“We are currently trying to find out why the seal ended up in Cyprus more than 1000 kilometers from where it was made.”

The gold jewelry, along with scarabs (beetle-shaped amulets with hieroglyphics) and the remains of fish imported from the Nile Valley, tell the story of intensive trade with Egypt.

By comparison with similar finds from Egypt, the archaeologists were also able to date the jewelry.

“The comparisons show that most of the objects date from the time of Nefertiti and her husband Akhnaten around 1350 BCE,” Fischer said.

‘ Like a golden pendant we found: a lotus flower with inlaid precious stones. Nefertiti wore similar jewelry.’

The gold jewelry, along with scarabs (beetle-shaped amulets with hieroglyphics) and the remains of fish imported from the Nile Valley, tell the story of intensive trade with Egypt

The gold jewelry, along with scarabs (beetle-shaped amulets with hieroglyphics) and the remains of fish imported from the Nile Valley, tell the story of intensive trade with Egypt

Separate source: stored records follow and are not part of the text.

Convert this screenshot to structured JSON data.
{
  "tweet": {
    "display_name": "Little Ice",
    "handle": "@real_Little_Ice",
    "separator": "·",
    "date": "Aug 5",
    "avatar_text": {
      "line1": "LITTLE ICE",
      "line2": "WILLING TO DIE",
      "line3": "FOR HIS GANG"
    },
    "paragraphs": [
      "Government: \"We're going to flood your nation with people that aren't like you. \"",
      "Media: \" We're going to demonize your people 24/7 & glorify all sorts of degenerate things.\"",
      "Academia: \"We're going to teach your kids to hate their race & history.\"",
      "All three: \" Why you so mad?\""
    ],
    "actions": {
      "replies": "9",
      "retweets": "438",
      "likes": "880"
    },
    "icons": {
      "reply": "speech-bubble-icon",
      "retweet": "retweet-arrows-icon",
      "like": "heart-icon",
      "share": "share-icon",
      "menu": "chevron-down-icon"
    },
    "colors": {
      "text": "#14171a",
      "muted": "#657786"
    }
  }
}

The ceramic finds are also important.

“The way the ceramics changed in appearance and material over time allows us to date them and study the connections these people had with the surrounding world,” Fischer says.

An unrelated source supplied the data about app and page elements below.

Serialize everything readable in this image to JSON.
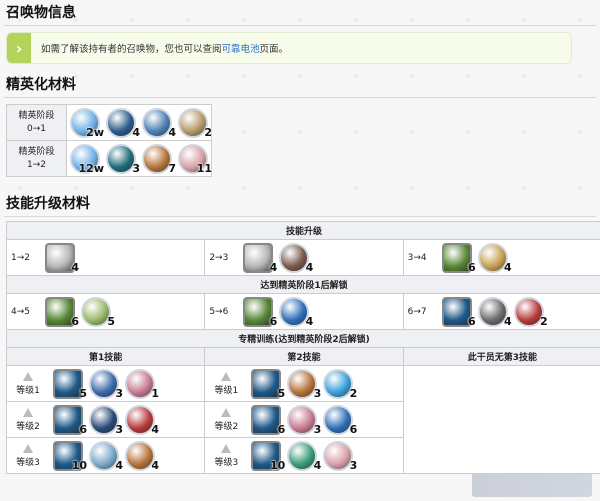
{
  "summon": {
    "title": "召唤物信息",
    "notice_prefix": "如需了解该持有者的召唤物，您也可以查阅",
    "notice_link": "可靠电池",
    "notice_suffix": "页面。"
  },
  "elite": {
    "title": "精英化材料",
    "rows": [
      {
        "label1": "精英阶段",
        "label2": "0→1",
        "items": [
          {
            "icon": "lmd-chip-icon",
            "count": "2w",
            "color": "#6fb0e8"
          },
          {
            "icon": "specialist-chip-icon",
            "count": "4",
            "color": "#2b5c8a"
          },
          {
            "icon": "device-icon",
            "count": "4",
            "color": "#4d7fb5"
          },
          {
            "icon": "polyester-icon",
            "count": "2",
            "color": "#b59a6a"
          }
        ]
      },
      {
        "label1": "精英阶段",
        "label2": "1→2",
        "items": [
          {
            "icon": "lmd-chip-icon",
            "count": "12w",
            "color": "#6fb0e8"
          },
          {
            "icon": "dualchip-icon",
            "count": "3",
            "color": "#1d6b7a"
          },
          {
            "icon": "crystal-box-icon",
            "count": "7",
            "color": "#b5733a"
          },
          {
            "icon": "pink-block-icon",
            "count": "11",
            "color": "#d8a0a8"
          }
        ]
      }
    ]
  },
  "skill": {
    "title": "技能升级材料",
    "upgrade_header": "技能升级",
    "unlock1_header": "达到精英阶段1后解锁",
    "mastery_header": "专精训练(达到精英阶段2后解锁)",
    "col1": "第1技能",
    "col2": "第2技能",
    "col3": "此干员无第3技能",
    "upgrades": [
      {
        "step": "1→2",
        "items": [
          {
            "icon": "skill-summary-icon",
            "count": "4",
            "color": "#b8b8b8",
            "square": true
          }
        ]
      },
      {
        "step": "2→3",
        "items": [
          {
            "icon": "skill-summary-icon",
            "count": "4",
            "color": "#b8b8b8",
            "square": true
          },
          {
            "icon": "rock-icon",
            "count": "4",
            "color": "#7a5a4a"
          }
        ]
      },
      {
        "step": "3→4",
        "items": [
          {
            "icon": "skill-summary-2-icon",
            "count": "6",
            "color": "#5a8a3a",
            "square": true
          },
          {
            "icon": "gold-ore-icon",
            "count": "4",
            "color": "#c8a050"
          }
        ]
      },
      {
        "step": "4→5",
        "items": [
          {
            "icon": "skill-summary-2-icon",
            "count": "6",
            "color": "#5a8a3a",
            "square": true
          },
          {
            "icon": "grass-ore-icon",
            "count": "5",
            "color": "#9ab86a"
          }
        ]
      },
      {
        "step": "5→6",
        "items": [
          {
            "icon": "skill-summary-2-icon",
            "count": "6",
            "color": "#5a8a3a",
            "square": true
          },
          {
            "icon": "blue-cube-icon",
            "count": "4",
            "color": "#2f6fb8"
          }
        ]
      },
      {
        "step": "6→7",
        "items": [
          {
            "icon": "skill-summary-3-icon",
            "count": "6",
            "color": "#1f5a8a",
            "square": true
          },
          {
            "icon": "blade-icon",
            "count": "4",
            "color": "#6a6a6a"
          },
          {
            "icon": "red-cube-icon",
            "count": "2",
            "color": "#b83a3a"
          }
        ]
      }
    ],
    "mastery_label": "等级",
    "mastery": [
      {
        "lvl": "1",
        "s1": [
          {
            "icon": "skill-summary-3-icon",
            "count": "5",
            "color": "#1f5a8a",
            "square": true
          },
          {
            "icon": "crystal-shard-icon",
            "count": "3",
            "color": "#3a6aa8"
          },
          {
            "icon": "pink-crystal-icon",
            "count": "1",
            "color": "#c87a90"
          }
        ],
        "s2": [
          {
            "icon": "skill-summary-3-icon",
            "count": "5",
            "color": "#1f5a8a",
            "square": true
          },
          {
            "icon": "crystal-box-icon",
            "count": "3",
            "color": "#b5733a"
          },
          {
            "icon": "blue-orb-icon",
            "count": "2",
            "color": "#3aa0d8"
          }
        ]
      },
      {
        "lvl": "2",
        "s1": [
          {
            "icon": "skill-summary-3-icon",
            "count": "6",
            "color": "#1f5a8a",
            "square": true
          },
          {
            "icon": "chip-box-icon",
            "count": "3",
            "color": "#2b4a7a"
          },
          {
            "icon": "red-cube-icon",
            "count": "4",
            "color": "#b83a3a"
          }
        ],
        "s2": [
          {
            "icon": "skill-summary-3-icon",
            "count": "6",
            "color": "#1f5a8a",
            "square": true
          },
          {
            "icon": "pink-crystal-icon",
            "count": "3",
            "color": "#c87a90"
          },
          {
            "icon": "blue-cube-icon",
            "count": "6",
            "color": "#2f6fb8"
          }
        ]
      },
      {
        "lvl": "3",
        "s1": [
          {
            "icon": "skill-summary-3-icon",
            "count": "10",
            "color": "#1f5a8a",
            "square": true
          },
          {
            "icon": "orb-cluster-icon",
            "count": "4",
            "color": "#7aa8c8"
          },
          {
            "icon": "crystal-box-icon",
            "count": "4",
            "color": "#b5733a"
          }
        ],
        "s2": [
          {
            "icon": "skill-summary-3-icon",
            "count": "10",
            "color": "#1f5a8a",
            "square": true
          },
          {
            "icon": "green-orb-icon",
            "count": "4",
            "color": "#3a9a7a"
          },
          {
            "icon": "pink-block-icon",
            "count": "3",
            "color": "#d8a0a8"
          }
        ]
      }
    ]
  }
}
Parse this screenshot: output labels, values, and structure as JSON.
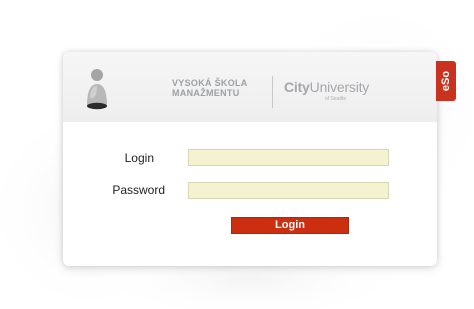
{
  "logo": {
    "school_line1": "VYSOKÁ ŠKOLA",
    "school_line2": "MANAŽMENTU",
    "city_part1": "City",
    "city_part2": "University",
    "city_sub": "of Seattle"
  },
  "tab": {
    "label": "eSo"
  },
  "form": {
    "login_label": "Login",
    "password_label": "Password",
    "login_value": "",
    "password_value": "",
    "submit_label": "Login"
  },
  "icons": {
    "user": "user-silhouette-icon"
  },
  "colors": {
    "accent": "#cc2f10",
    "field_bg": "#f5f3cf"
  }
}
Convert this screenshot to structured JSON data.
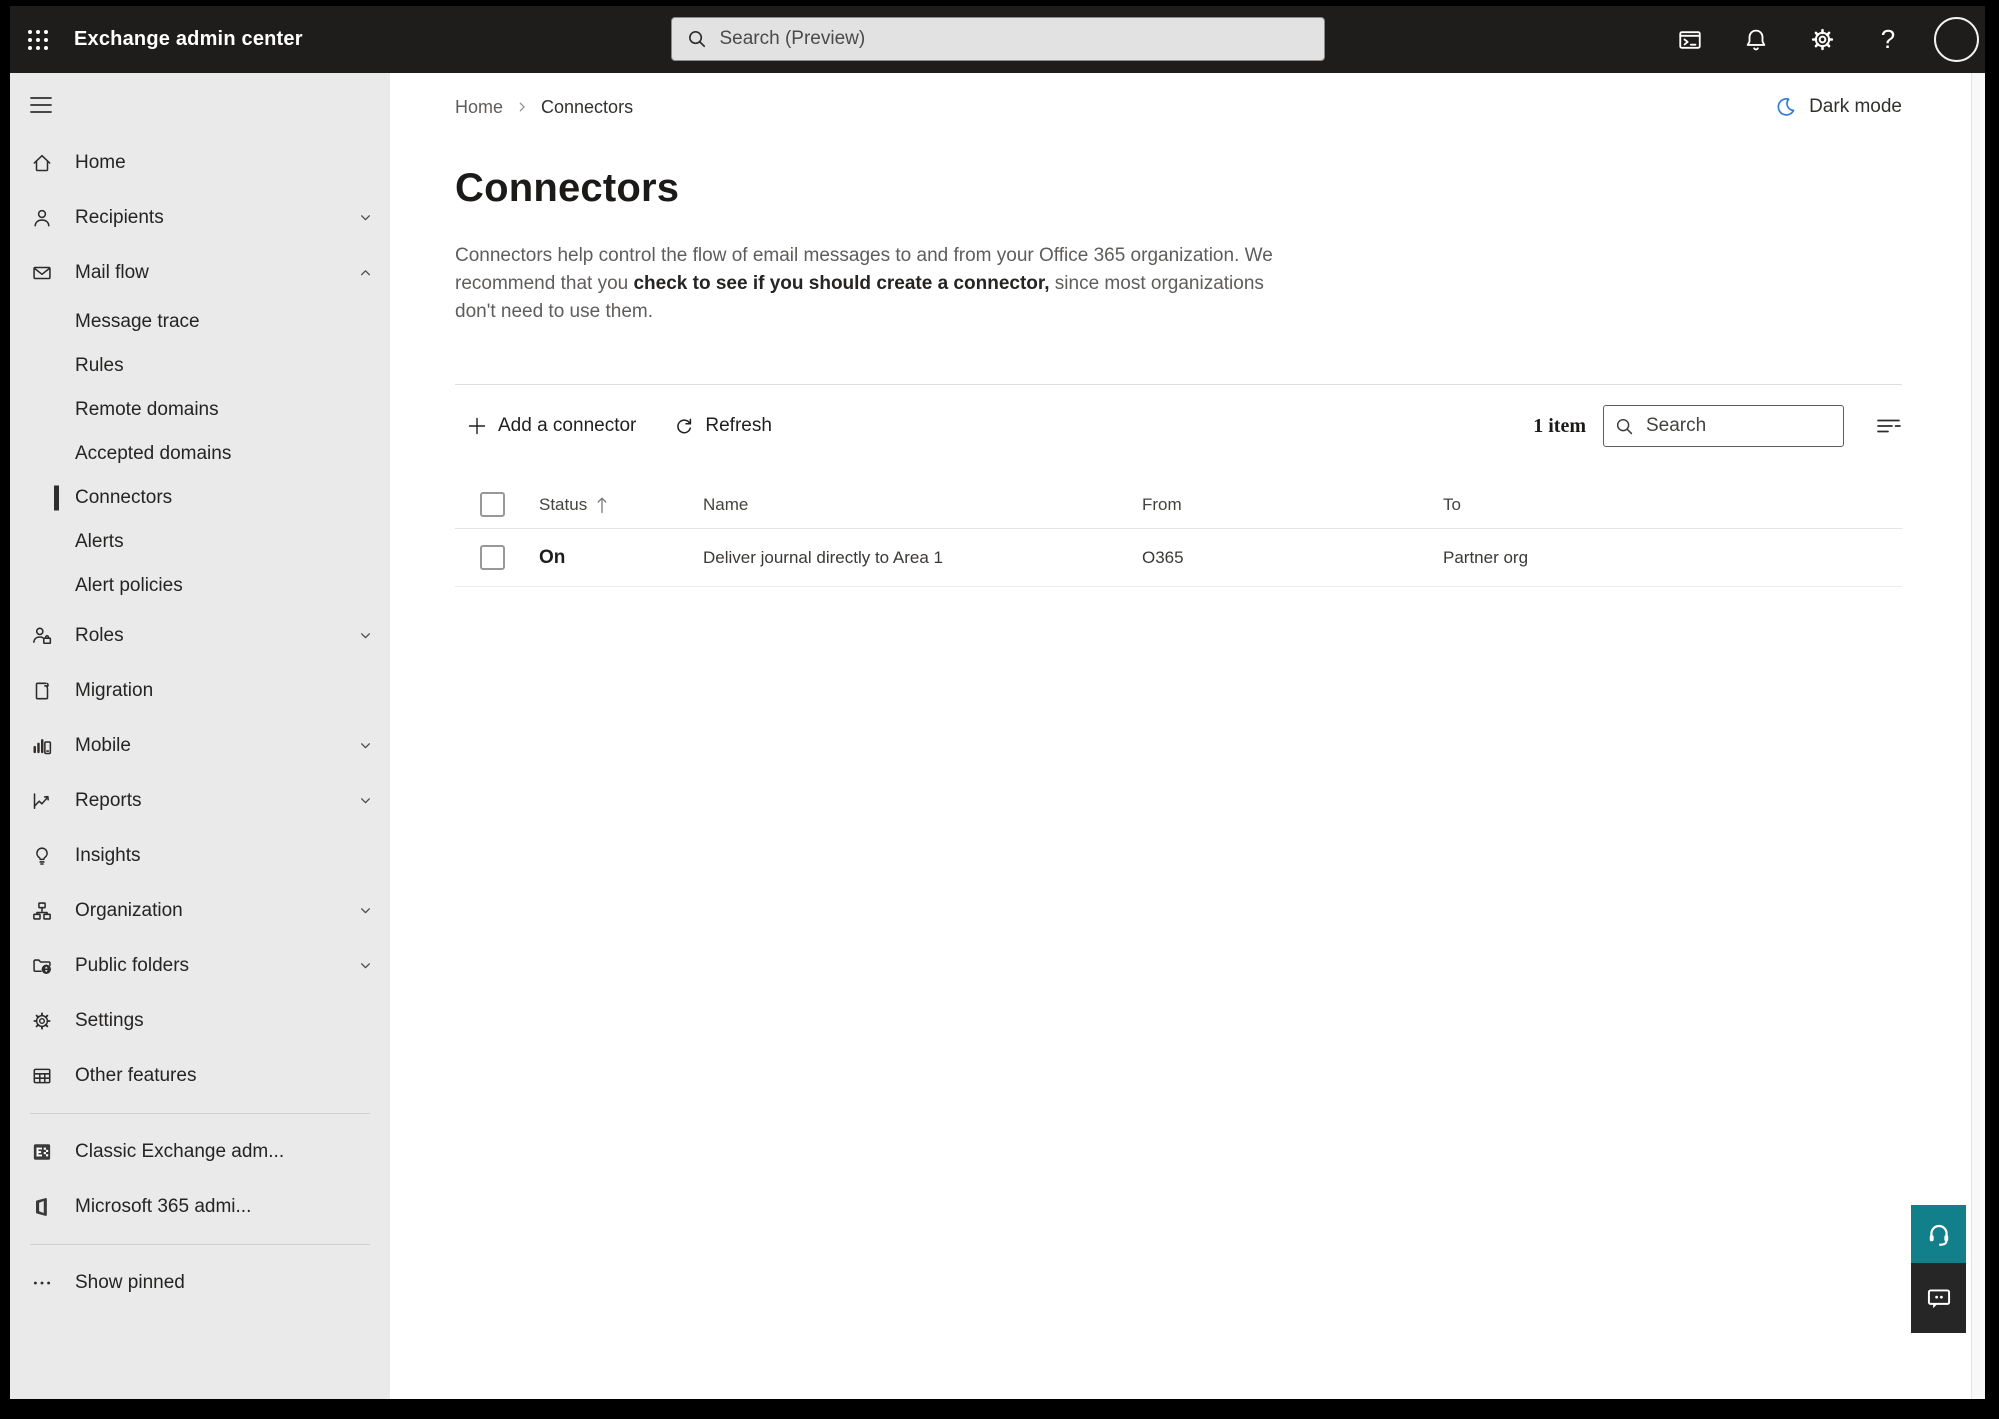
{
  "topbar": {
    "app_title": "Exchange admin center",
    "search_placeholder": "Search (Preview)"
  },
  "page_header": {
    "breadcrumb_home": "Home",
    "breadcrumb_current": "Connectors",
    "dark_mode_label": "Dark mode",
    "title": "Connectors",
    "description_prefix": "Connectors help control the flow of email messages to and from your Office 365 organization. We recommend that you ",
    "description_link": "check to see if you should create a connector,",
    "description_suffix": " since most organizations don't need to use them."
  },
  "toolbar": {
    "add_connector_label": "Add a connector",
    "refresh_label": "Refresh",
    "item_count": "1 item",
    "search_placeholder": "Search"
  },
  "table": {
    "headers": {
      "status": "Status",
      "name": "Name",
      "from": "From",
      "to": "To"
    },
    "rows": [
      {
        "status": "On",
        "name": "Deliver journal directly to Area 1",
        "from": "O365",
        "to": "Partner org"
      }
    ]
  },
  "sidebar": {
    "items": [
      {
        "label": "Home"
      },
      {
        "label": "Recipients"
      },
      {
        "label": "Mail flow"
      },
      {
        "label": "Message trace"
      },
      {
        "label": "Rules"
      },
      {
        "label": "Remote domains"
      },
      {
        "label": "Accepted domains"
      },
      {
        "label": "Connectors"
      },
      {
        "label": "Alerts"
      },
      {
        "label": "Alert policies"
      },
      {
        "label": "Roles"
      },
      {
        "label": "Migration"
      },
      {
        "label": "Mobile"
      },
      {
        "label": "Reports"
      },
      {
        "label": "Insights"
      },
      {
        "label": "Organization"
      },
      {
        "label": "Public folders"
      },
      {
        "label": "Settings"
      },
      {
        "label": "Other features"
      },
      {
        "label": "Classic Exchange adm..."
      },
      {
        "label": "Microsoft 365 admi..."
      },
      {
        "label": "Show pinned"
      }
    ]
  },
  "colors": {
    "topbar_bg": "#1e1d1c",
    "sidebar_bg": "#eaeaea",
    "help_teal": "#12808a",
    "dark_mode_icon_blue": "#2b7cd3"
  }
}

‘What fascinates me most is the extensive network of contacts they had 3,400 years ago.’

Fischer says the next step in this great work will be DNA analysis of the skeletons.

“This will reveal how the different individuals are related and whether there are immigrants from other cultures, which is not unlikely given the vast trade networks,” he said.

WHO WAS QUEEN NEFERTITI?

Queen Nefertiti was famous for her beauty as depicted in the famous bust now in Berlin (pictured)

Queen Nefertiti was famous for her beauty as depicted in the famous bust now in Berlin (pictured)

Queen Nefertit was one of the most influential queens of ancient Egypt, ruling during the empire’s prosperous 18th dynasty.

Nefertiti, who ruled Egypt 3,300 years ago from 1353 to 1336 BC, was the mother or stepmother of the boy pharaoh King Tutankhamun.

Her full name, Neferneferuaten Nefertiti, means ‘Beautiful are the beauties of Aten, the beautiful is come’.

Her strength and charms in 14th century Egypt were such that she also collected many nicknames – from Lady Of All Women, Great Of Praises, Sweet Of Love.

Nefertiti lived during the richest period in the history of ancient Egypt – from around 1370 BC to 1330 BC.

In addition to marrying a king – Pharaoh Akhenaten – she probably became the daughter of another Pharaoh, and possibly ruled together with Tutankhamun.

There is even a suggestion that she only ruled Egypt after her husband’s death, meaning she ruled Egypt from the cradle to the grave.

Nefertiti and Akhenaten had six daughters, although it is believed that Tutankhamun was not her son.

DNA analysis has revealed that Akhenaten fathered Tutankhamun with one of his own sisters, making Nefertiti his stepmother.

Her beauty and strength were depicted in a number of temple statues.

Sometimes she follows her husband, but also often alone, in positions of pharaoh-like power.

Her own death is shrouded in mystery. She would have died about six years after her husband, possibly from the plague that hit Egypt at the time.

In 1331 BC. Tutankhaton changed his name to Tutankhamun and moved the Egyptian capital to Thebes, where he died in 1323 BC.

.